-------- DATA TO PROCESS --------

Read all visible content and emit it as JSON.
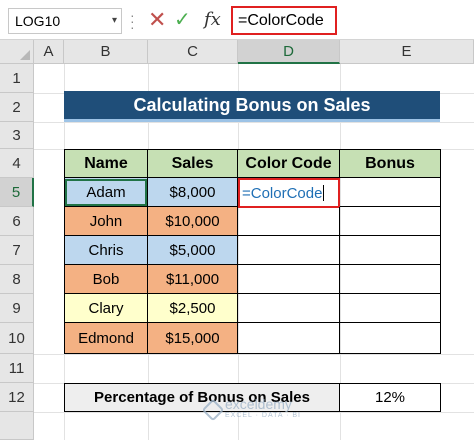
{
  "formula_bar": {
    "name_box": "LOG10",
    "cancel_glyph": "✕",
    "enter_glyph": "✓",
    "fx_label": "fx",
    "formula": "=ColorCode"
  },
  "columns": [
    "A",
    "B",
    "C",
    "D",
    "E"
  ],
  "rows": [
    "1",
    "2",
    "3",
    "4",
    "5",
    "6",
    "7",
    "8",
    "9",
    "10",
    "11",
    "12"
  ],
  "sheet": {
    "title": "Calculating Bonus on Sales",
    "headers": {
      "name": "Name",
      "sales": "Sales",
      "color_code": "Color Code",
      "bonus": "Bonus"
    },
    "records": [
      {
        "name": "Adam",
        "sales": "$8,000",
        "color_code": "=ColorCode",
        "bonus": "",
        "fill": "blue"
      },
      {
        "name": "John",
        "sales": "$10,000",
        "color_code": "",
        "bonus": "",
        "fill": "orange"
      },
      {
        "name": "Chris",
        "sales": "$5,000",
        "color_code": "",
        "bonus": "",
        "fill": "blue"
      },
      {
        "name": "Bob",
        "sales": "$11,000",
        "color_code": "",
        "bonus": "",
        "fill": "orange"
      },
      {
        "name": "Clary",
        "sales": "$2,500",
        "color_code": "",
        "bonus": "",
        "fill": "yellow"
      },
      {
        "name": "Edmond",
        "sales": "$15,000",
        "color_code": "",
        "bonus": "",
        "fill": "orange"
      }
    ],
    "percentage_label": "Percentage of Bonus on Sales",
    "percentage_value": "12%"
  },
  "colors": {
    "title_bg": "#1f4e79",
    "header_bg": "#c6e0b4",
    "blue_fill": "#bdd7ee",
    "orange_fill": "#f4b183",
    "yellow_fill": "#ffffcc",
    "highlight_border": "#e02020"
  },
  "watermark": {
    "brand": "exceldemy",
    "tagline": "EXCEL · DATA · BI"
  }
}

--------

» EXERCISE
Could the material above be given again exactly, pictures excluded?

» ANSWER FOR THE TASK
Read all visible content and emit it as JSON.
{
  "formula_bar": {
    "name_box": "LOG10",
    "cancel_glyph": "✕",
    "enter_glyph": "✓",
    "fx_label": "fx",
    "formula": "=ColorCode"
  },
  "columns": [
    "A",
    "B",
    "C",
    "D",
    "E"
  ],
  "rows": [
    "1",
    "2",
    "3",
    "4",
    "5",
    "6",
    "7",
    "8",
    "9",
    "10",
    "11",
    "12"
  ],
  "sheet": {
    "title": "Calculating Bonus on Sales",
    "headers": {
      "name": "Name",
      "sales": "Sales",
      "color_code": "Color Code",
      "bonus": "Bonus"
    },
    "records": [
      {
        "name": "Adam",
        "sales": "$8,000",
        "color_code": "=ColorCode",
        "bonus": "",
        "fill": "blue"
      },
      {
        "name": "John",
        "sales": "$10,000",
        "color_code": "",
        "bonus": "",
        "fill": "orange"
      },
      {
        "name": "Chris",
        "sales": "$5,000",
        "color_code": "",
        "bonus": "",
        "fill": "blue"
      },
      {
        "name": "Bob",
        "sales": "$11,000",
        "color_code": "",
        "bonus": "",
        "fill": "orange"
      },
      {
        "name": "Clary",
        "sales": "$2,500",
        "color_code": "",
        "bonus": "",
        "fill": "yellow"
      },
      {
        "name": "Edmond",
        "sales": "$15,000",
        "color_code": "",
        "bonus": "",
        "fill": "orange"
      }
    ],
    "percentage_label": "Percentage of Bonus on Sales",
    "percentage_value": "12%"
  },
  "colors": {
    "title_bg": "#1f4e79",
    "header_bg": "#c6e0b4",
    "blue_fill": "#bdd7ee",
    "orange_fill": "#f4b183",
    "yellow_fill": "#ffffcc",
    "highlight_border": "#e02020"
  },
  "watermark": {
    "brand": "exceldemy",
    "tagline": "EXCEL · DATA · BI"
  }
}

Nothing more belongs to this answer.